Our surveyor, a very experienced Englishman that has living and working in Via Reggio for years was impressed from the start - I took a lot of comfort in what he had to say throughout the build. He has a sharp eye, and had warned me that the building process is not an inherently easy one and to expect one or two problems, even tension at times. But the yard worked extra hard to find solutions and responded to practically all our observations. That was very impressive. They really went out of their way to make it work. Inevitably there were some change orders from our part, but these were dealt with in a frank and transparent manner. Everyone at CdM takes real pride in building these vessels and Ennio is a perfectionist. Italy has been building top end yachts for decades and the yards there are considered amongst the best in the world. I would go as far as saying nobody in the country has build a pleasure vessel of this spec and quality before. Our Captain moved to Ancona seven months before delivery and got to supervise and accompany the build in situ. Lots yards are willing to provide that type of service but CdMs willingness to train and integrate our young Captain was remarkable. An invaluable service for any owner or captain that seriously intends to tackle the worlds oceans.
The CdM facilities are excellent and visiting the yard during construction was a great experience. Everything in a build of this kind is hand cut and made to shape, piece by piece, welded, nailed, wired, glued and painted – everything is customized. It is the job of real artisans, and CdM has some of the best. We enjoyed our visits not only because we were anxious to see how things were coming along, but also because it was a lot of fun. It may sound like a cliché to say we felt like part of the CdM family, but its true.
After many months you finally arrived at the yard and you could go at sea with your Yacht: can you tell us your impressions and feelings during the seatrial?
We named the yacht “Percheron”, a French breed of draft horse, originally from the province of La Perche, near Normandy. As a breed it is known for its endurance, toughness and adaptability to different climates and conditions. I believe the Darwin is all of that. Marco, CdM’s captain, summed it up perfectly when we went out for the first time: its not really a yacht, its a vessel! That’s almost an understatement.
The sea trial went smoothly although the stabilizers weren’t yet functioning 100%. It says a lot that if nobody had told us we would not have noticed, and that on a day with very high winds and choppy seas.
Now that you are a proud owner of a Darwin Class vessel, you are starting to use her intensively with your family: can you tell us something about your voyage plans?
Within three months of delivery, M/Y Percheron will have participated in two boat shows, one on each side of the Atlantic. The Atlantic crossing will be a first for our Captain and for a Darwin class. Percheron will be showing at the main US boat shows. Next year we will be heading south from the US to navigate the Brazilian coast line and then onto the cold waters of the South Atlantic, round Cape Horn to the Chilean fjords and then north to Galapagos. We will basically shadow the voyage of the Beagle. From there we will head into the South Pacific.
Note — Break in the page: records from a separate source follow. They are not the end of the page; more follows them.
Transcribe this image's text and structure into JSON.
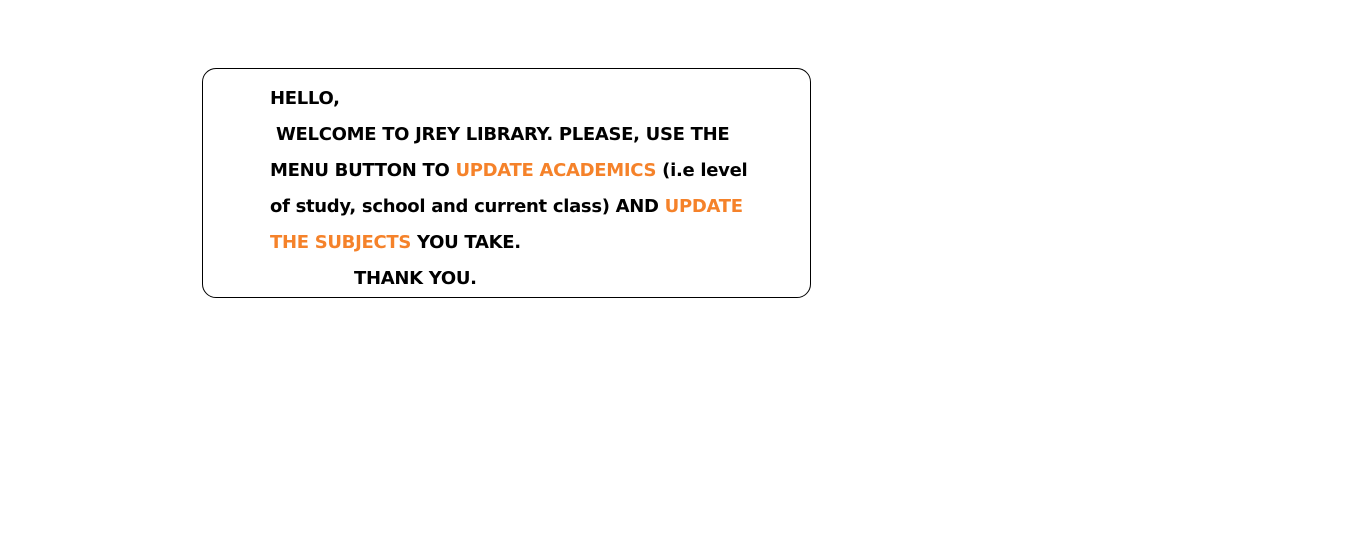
{
  "colors": {
    "text": "#000000",
    "highlight": "#f5822a",
    "border": "#000000",
    "background": "#ffffff"
  },
  "message": {
    "greeting": "HELLO,",
    "line1": "WELCOME TO JREY LIBRARY. PLEASE, USE THE",
    "line2_a": "MENU BUTTON TO ",
    "line2_b": "UPDATE ACADEMICS",
    "line2_c": " (i.e level",
    "line3_a": "of study, school and current class) AND ",
    "line3_b": "UPDATE",
    "line4_a": "THE SUBJECTS",
    "line4_b": " YOU TAKE.",
    "thanks": "THANK YOU."
  }
}
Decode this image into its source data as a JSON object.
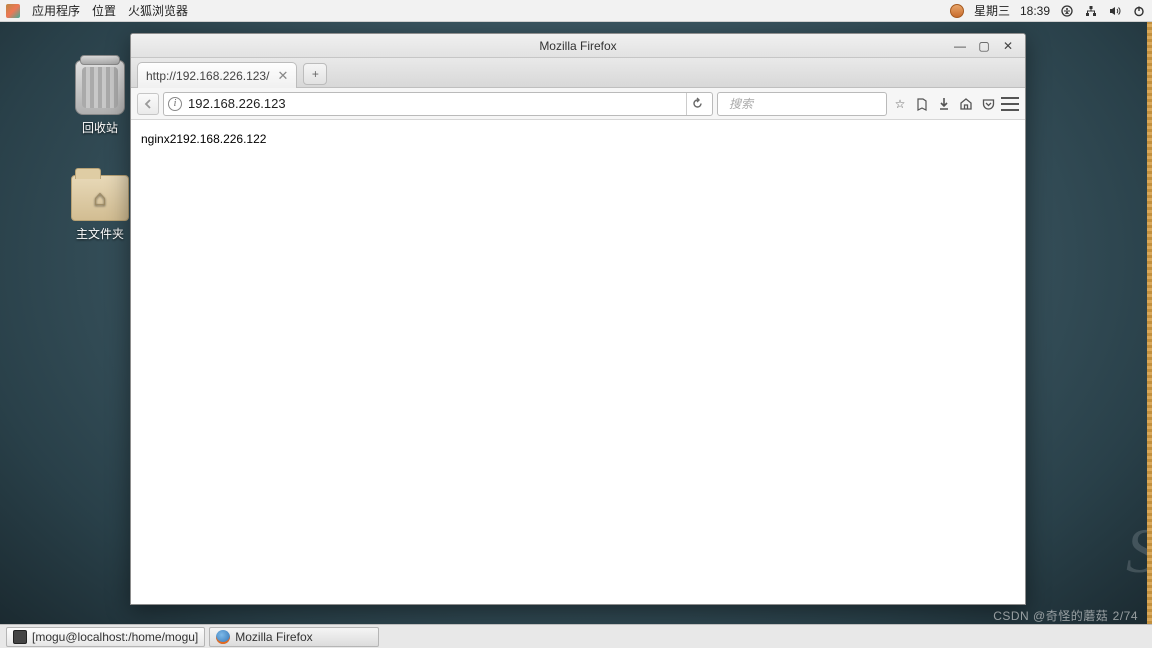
{
  "top_panel": {
    "menu": {
      "apps": "应用程序",
      "places": "位置",
      "firefox": "火狐浏览器"
    },
    "day": "星期三",
    "time": "18:39"
  },
  "desktop_icons": {
    "trash": "回收站",
    "home": "主文件夹"
  },
  "window": {
    "title": "Mozilla Firefox",
    "tab_title": "http://192.168.226.123/",
    "url": "192.168.226.123",
    "search_placeholder": "搜索",
    "page_text": "nginx2192.168.226.122"
  },
  "taskbar": {
    "terminal": "[mogu@localhost:/home/mogu]",
    "firefox": "Mozilla Firefox"
  },
  "watermark": "CSDN @奇怪的蘑菇",
  "num_badge": "2/74"
}
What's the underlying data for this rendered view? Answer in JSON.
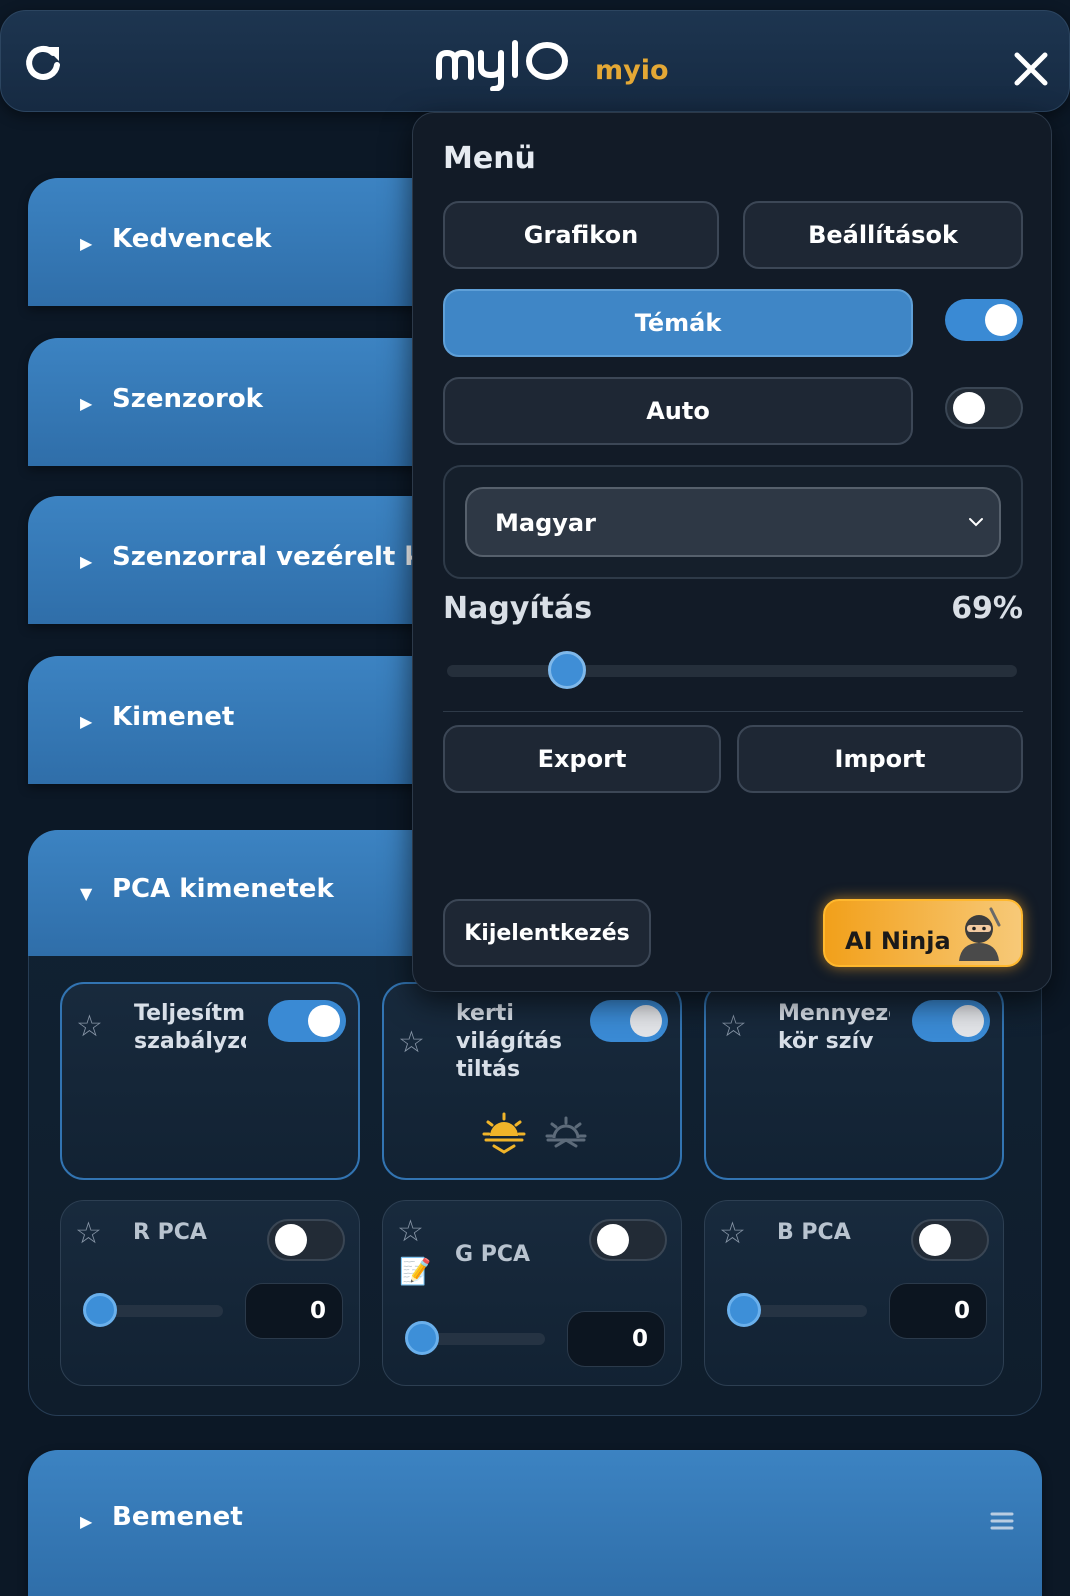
{
  "header": {
    "logo": "myIO",
    "username": "myio",
    "icons": [
      "refresh-icon",
      "close-icon"
    ]
  },
  "sections": [
    {
      "label": "Kedvencek"
    },
    {
      "label": "Szenzorok"
    },
    {
      "label": "Szenzorral vezérelt kimenetek"
    },
    {
      "label": "Kimenet"
    }
  ],
  "pca": {
    "label": "PCA kimenetek",
    "relays": [
      {
        "name": "Teljesítmény szabályzó",
        "state": "on"
      },
      {
        "name": "kerti világítás tiltás",
        "state": "on"
      },
      {
        "name": "Mennyezet kör szív",
        "state": "on"
      }
    ],
    "channels": [
      {
        "name": "R PCA",
        "value": "0",
        "state": "off"
      },
      {
        "name": "G PCA",
        "value": "0",
        "state": "off"
      },
      {
        "name": "B PCA",
        "value": "0",
        "state": "off"
      }
    ],
    "sun_icons": [
      "sunrise-icon",
      "sunset-icon"
    ]
  },
  "bemenet": {
    "label": "Bemenet"
  },
  "menu": {
    "title": "Menü",
    "graph_label": "Grafikon",
    "settings_label": "Beállítások",
    "themes_label": "Témák",
    "themes_on": true,
    "auto_label": "Auto",
    "auto_on": false,
    "language": "Magyar",
    "zoom_label": "Nagyítás",
    "zoom_value": "69%",
    "zoom_fraction": 0.21,
    "export_label": "Export",
    "import_label": "Import",
    "logout_label": "Kijelentkezés",
    "ai_label": "AI Ninja"
  },
  "colors": {
    "accent": "#3c83c2",
    "background": "#0c1826",
    "toggle_on": "#3a8ad4",
    "brand_user": "#e4a835",
    "ai_button": "#f2a01a",
    "sun_active": "#f0b429"
  }
}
The great thing about the Darwin is that it can go anywhere. As the world becomes smaller and its seas increasingly more crowded, it’s great to be able to safely consider destinations that are still unexplored.
Franco MichenziDirector of Barche, international nautical magazine and editorial consultant of Sole 24Ore, for the nautical divison.